What does “Trailing slash mismatch in a URL” mean?
This issue means that the one URL on your site is redirected to another internal URL. The presence/absence of a trailing slash is the only difference between them.
You can also discover all details about redirecting URLs:
What triggers this issue?
You should know that this issue is related to your server setup, where two opposite situations can arise:
- The server expects to see a URL with a trailing slash. And when it faces a URL without one, the server redirects to a URL with a forward slash at the end
- Or the server expects to encounter a URL without a trailing slash, so is redirecting a URL that doesn’t have one
You can also watch the video by John Mueller and find out what happens when you trigger a 301 redirect and the different factors that go into canonicalization:
How to check the issue?
You can check this issue with online or offline tools that scan your site. They can identify internal URLs which return HTTP status codes of 3XX, where:
- Redirected URLs add trailing slashes to URLs without these marks
- Or redirected URLs remove trailing slashes to URLs with these marks
Internal redirects from trailing slash mismatch analysis is not enough to optimize your site for search engines!
Make a full audit to find out and fix your technical SEO in order to improve your SERP results.
Why is this important?
Internal redirects make the experience worse for search engine crawlers and users because they add extra ‘hops,’ which increases the duration of loading content on pages. Therefore, we recommend you avoid internal URLs for your website.
How to fix the issue?
You should find which URLs on your website need manually updating due to links without/with trailing slashes being erroneously used.
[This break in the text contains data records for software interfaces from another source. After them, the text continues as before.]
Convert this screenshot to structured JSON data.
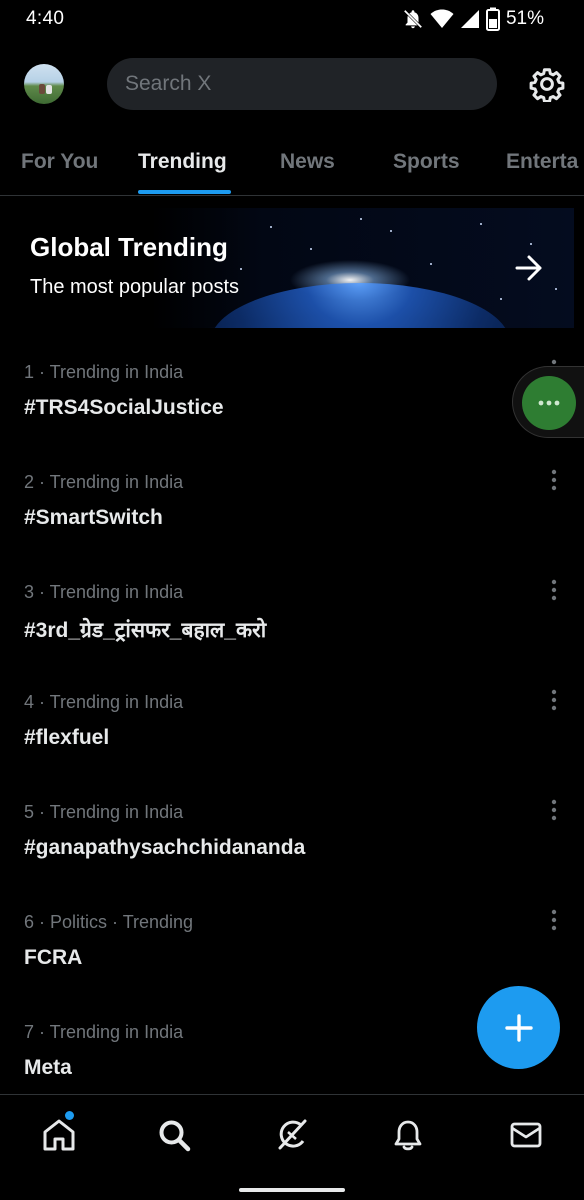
{
  "status_bar": {
    "time": "4:40",
    "battery": "51%",
    "icons": [
      "do-not-disturb-icon",
      "wifi-icon",
      "signal-icon",
      "battery-icon"
    ]
  },
  "header": {
    "search_placeholder": "Search X",
    "avatar_icon": "profile-avatar",
    "settings_icon": "gear-icon"
  },
  "tabs": [
    {
      "label": "For You",
      "active": false
    },
    {
      "label": "Trending",
      "active": true
    },
    {
      "label": "News",
      "active": false
    },
    {
      "label": "Sports",
      "active": false
    },
    {
      "label": "Enterta",
      "active": false
    }
  ],
  "banner": {
    "title": "Global Trending",
    "subtitle": "The most popular posts",
    "icon": "arrow-right-icon"
  },
  "trends": [
    {
      "meta": "1 · Trending in India",
      "name": "#TRS4SocialJustice"
    },
    {
      "meta": "2 · Trending in India",
      "name": "#SmartSwitch"
    },
    {
      "meta": "3 · Trending in India",
      "name": "#3rd_ग्रेड_ट्रांसफर_बहाल_करो"
    },
    {
      "meta": "4 · Trending in India",
      "name": "#flexfuel"
    },
    {
      "meta": "5 · Trending in India",
      "name": "#ganapathysachchidananda"
    },
    {
      "meta": "6 · Politics · Trending",
      "name": "FCRA"
    },
    {
      "meta": "7 · Trending in India",
      "name": "Meta"
    }
  ],
  "fab": {
    "icon": "plus-icon"
  },
  "bottom_nav": [
    "home-icon",
    "search-icon",
    "grok-icon",
    "bell-icon",
    "mail-icon"
  ],
  "colors": {
    "accent": "#1d9bf0",
    "background": "#000000",
    "text_primary": "#e7e9ea",
    "text_secondary": "#71767b",
    "bubble": "#2e7d32"
  }
}
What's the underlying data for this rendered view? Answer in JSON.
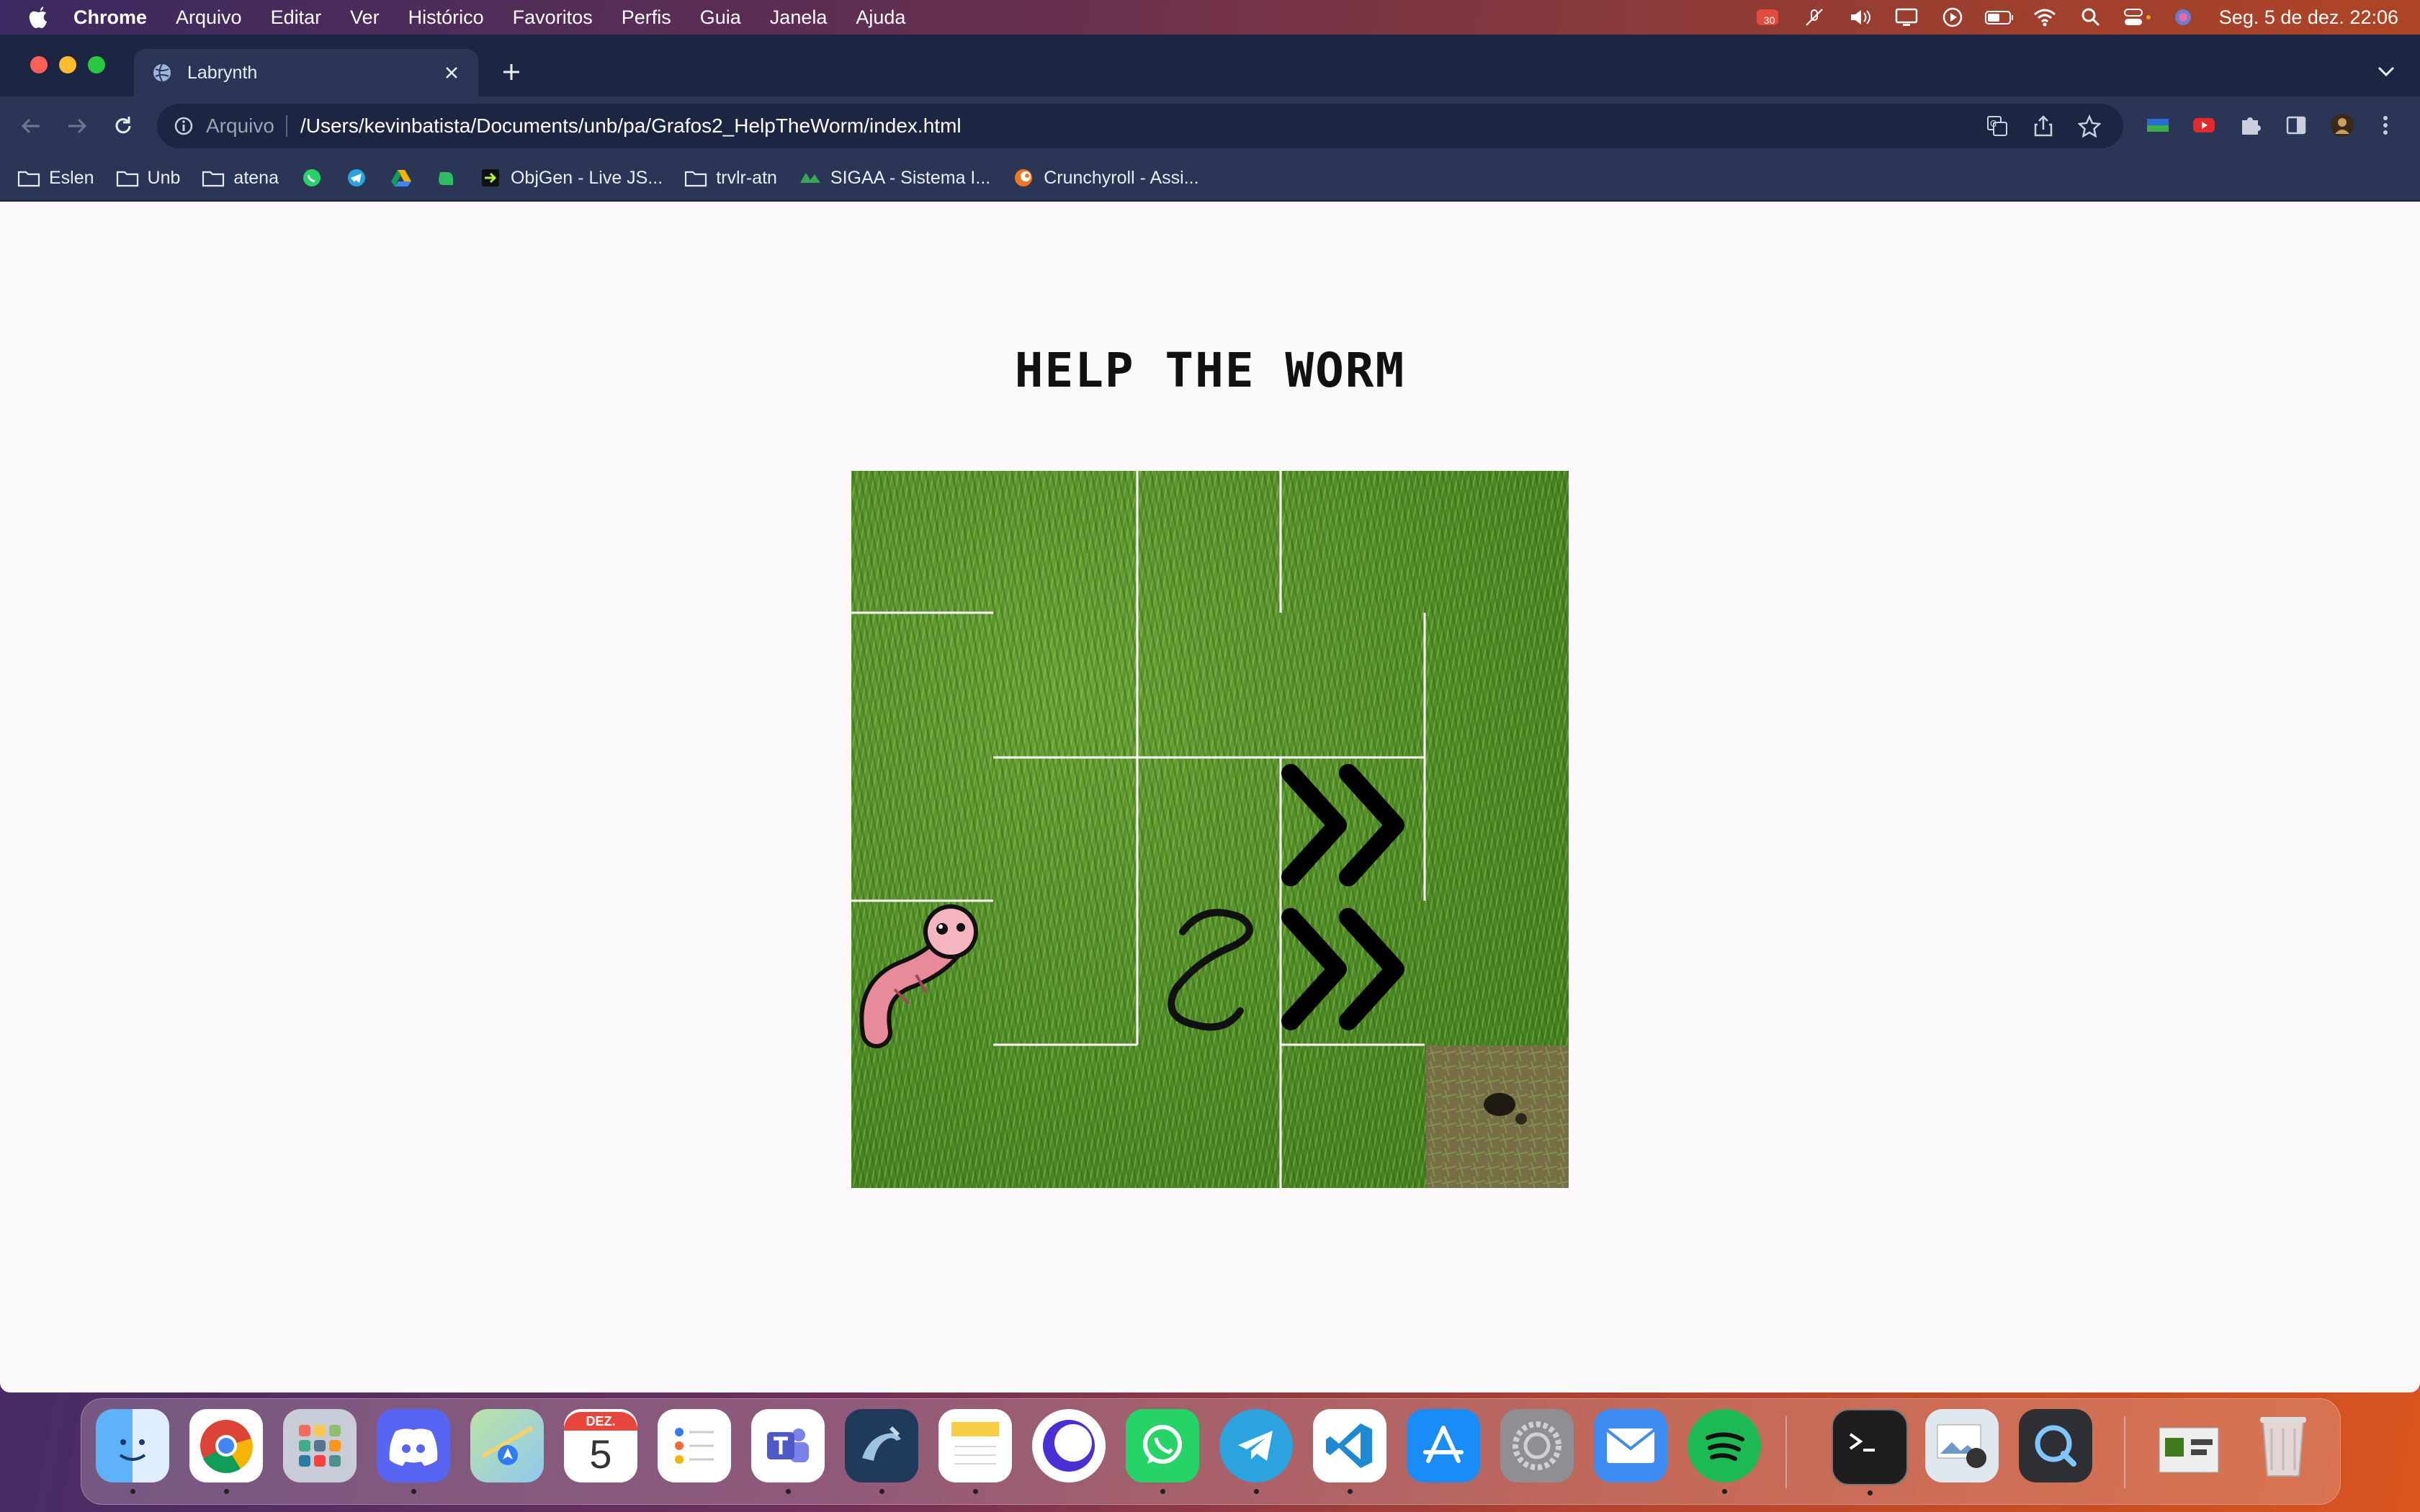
{
  "menubar": {
    "app_name": "Chrome",
    "items": [
      "Arquivo",
      "Editar",
      "Ver",
      "Histórico",
      "Favoritos",
      "Perfis",
      "Guia",
      "Janela",
      "Ajuda"
    ],
    "clock": "Seg. 5 de dez.  22:06",
    "badge_count": "30"
  },
  "browser": {
    "tab_title": "Labrynth",
    "url_scheme": "Arquivo",
    "url": "/Users/kevinbatista/Documents/unb/pa/Grafos2_HelpTheWorm/index.html",
    "bookmarks": [
      {
        "label": "Eslen",
        "icon": "folder-icon"
      },
      {
        "label": "Unb",
        "icon": "folder-icon"
      },
      {
        "label": "atena",
        "icon": "folder-icon"
      },
      {
        "label": "",
        "icon": "whatsapp-icon"
      },
      {
        "label": "",
        "icon": "telegram-icon"
      },
      {
        "label": "",
        "icon": "google-drive-icon"
      },
      {
        "label": "",
        "icon": "evernote-icon"
      },
      {
        "label": "ObjGen - Live JS...",
        "icon": "objgen-icon"
      },
      {
        "label": "trvlr-atn",
        "icon": "folder-icon"
      },
      {
        "label": "SIGAA - Sistema I...",
        "icon": "sigaa-icon"
      },
      {
        "label": "Crunchyroll - Assi...",
        "icon": "crunchyroll-icon"
      }
    ]
  },
  "page": {
    "title": "Help the worm",
    "maze": {
      "grid_size": 5,
      "player": "worm",
      "goal": "hole"
    }
  },
  "colors": {
    "tabstrip": "#1c2541",
    "toolbar": "#2b3656",
    "grass": "#4e8a26",
    "wall": "#ffffff"
  },
  "dock": {
    "apps": [
      "finder-icon",
      "chrome-icon",
      "launchpad-icon",
      "discord-icon",
      "maps-icon",
      "calendar-icon",
      "reminders-icon",
      "teams-icon",
      "mysql-workbench-icon",
      "notes-icon",
      "orion-icon",
      "whatsapp-icon",
      "telegram-icon",
      "vscode-icon",
      "app-store-icon",
      "system-preferences-icon",
      "mail-icon",
      "spotify-icon",
      "terminal-icon",
      "preview-icon",
      "quicktime-icon",
      "downloads-stack-icon",
      "trash-icon"
    ],
    "calendar_month": "DEZ.",
    "calendar_day": "5"
  }
}
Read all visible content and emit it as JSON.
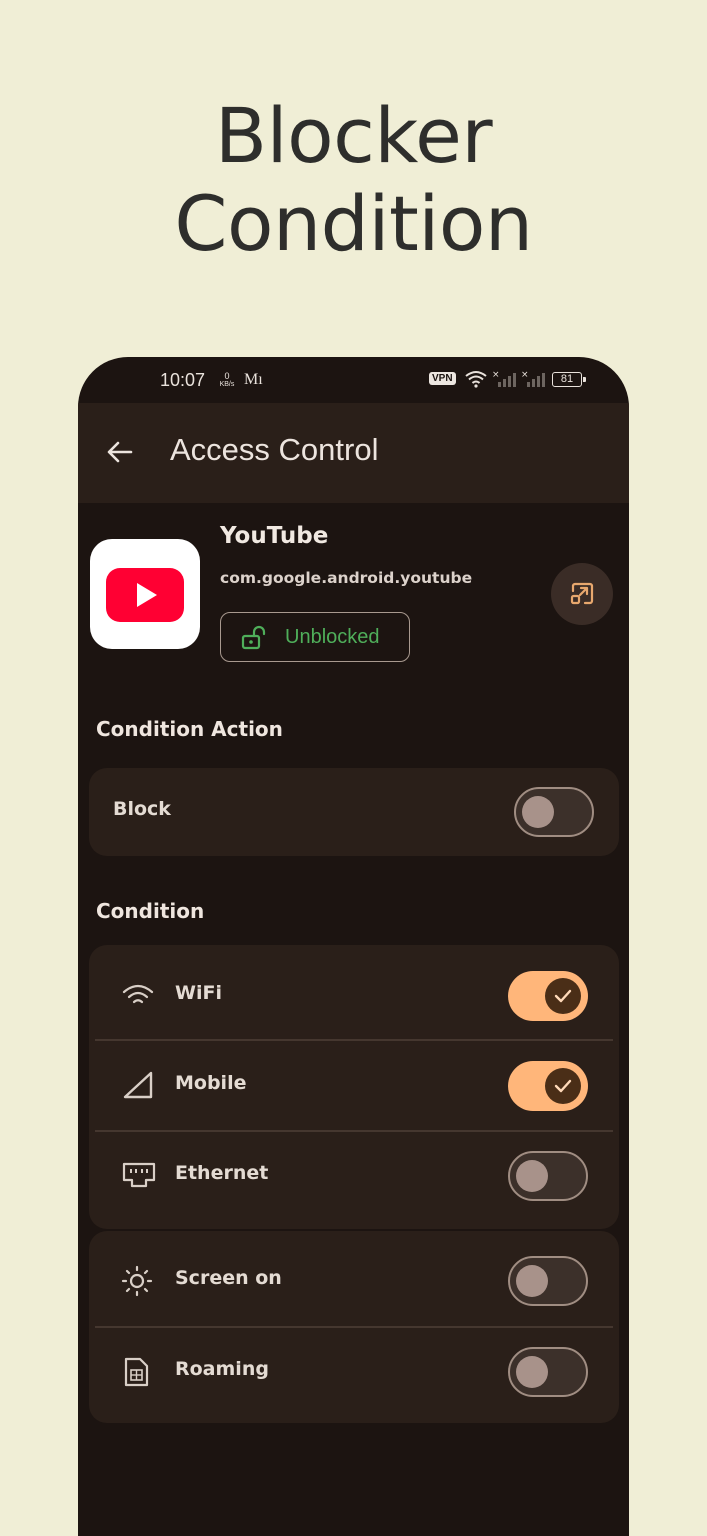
{
  "hero": {
    "line1": "Blocker",
    "line2": "Condition"
  },
  "status_bar": {
    "time": "10:07",
    "speed_value": "0",
    "speed_unit": "KB/s",
    "carrier": "Mı",
    "vpn": "VPN",
    "battery": "81"
  },
  "app_bar": {
    "title": "Access Control",
    "back_icon": "arrow-left-icon"
  },
  "app": {
    "name": "YouTube",
    "package": "com.google.android.youtube",
    "status": "Unblocked",
    "status_color": "#4fae5a",
    "open_icon": "open-in-app-icon"
  },
  "condition_action": {
    "title": "Condition Action",
    "block": {
      "label": "Block",
      "enabled": false
    }
  },
  "condition": {
    "title": "Condition",
    "items": [
      {
        "label": "WiFi",
        "icon": "wifi-icon",
        "enabled": true
      },
      {
        "label": "Mobile",
        "icon": "cellular-icon",
        "enabled": true
      },
      {
        "label": "Ethernet",
        "icon": "ethernet-icon",
        "enabled": false
      },
      {
        "label": "Screen on",
        "icon": "brightness-icon",
        "enabled": false
      },
      {
        "label": "Roaming",
        "icon": "sim-card-icon",
        "enabled": false
      }
    ]
  },
  "colors": {
    "background": "#f0eed6",
    "phone_bg": "#1c1411",
    "card_bg": "#2a1f19",
    "switch_on": "#ffb67a",
    "brand_red": "#ff0033"
  }
}
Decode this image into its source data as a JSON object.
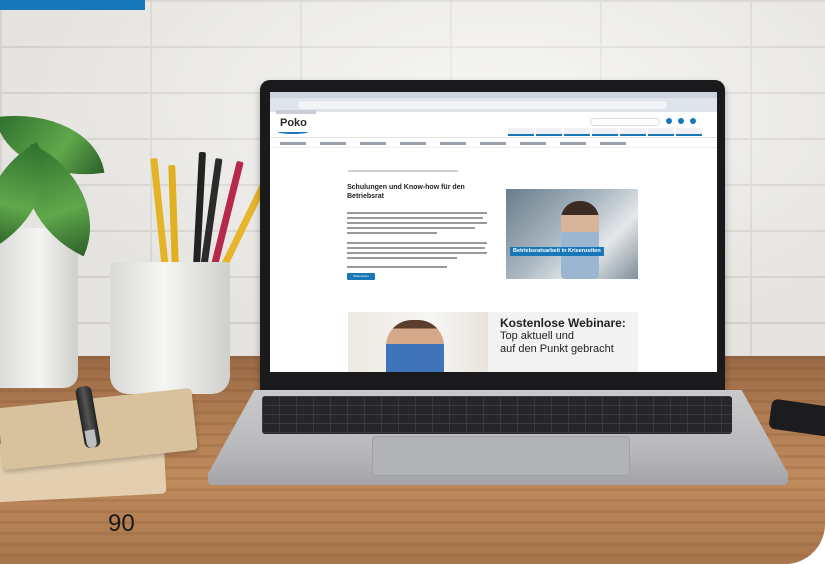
{
  "page": {
    "number": "90"
  },
  "accent_color": "#1777b8",
  "screen": {
    "site": {
      "logo": "Poko",
      "headline": "Schulungen und Know-how für den Betriebsrat",
      "cta_label": "Weiterlesen",
      "hero_caption": "Betriebsratsarbeit in Krisenzeiten",
      "banner": {
        "title": "Kostenlose Webinare:",
        "subtitle_line1": "Top aktuell und",
        "subtitle_line2": "auf den Punkt gebracht"
      }
    }
  }
}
It would help if you made changes to your back-end. Setting up server-side redirects requires access to the server configuration files (the .htaccess file on Apache or NGINX rewrite rules) or setting the redirect headers with server-side scripts (for example, PHP).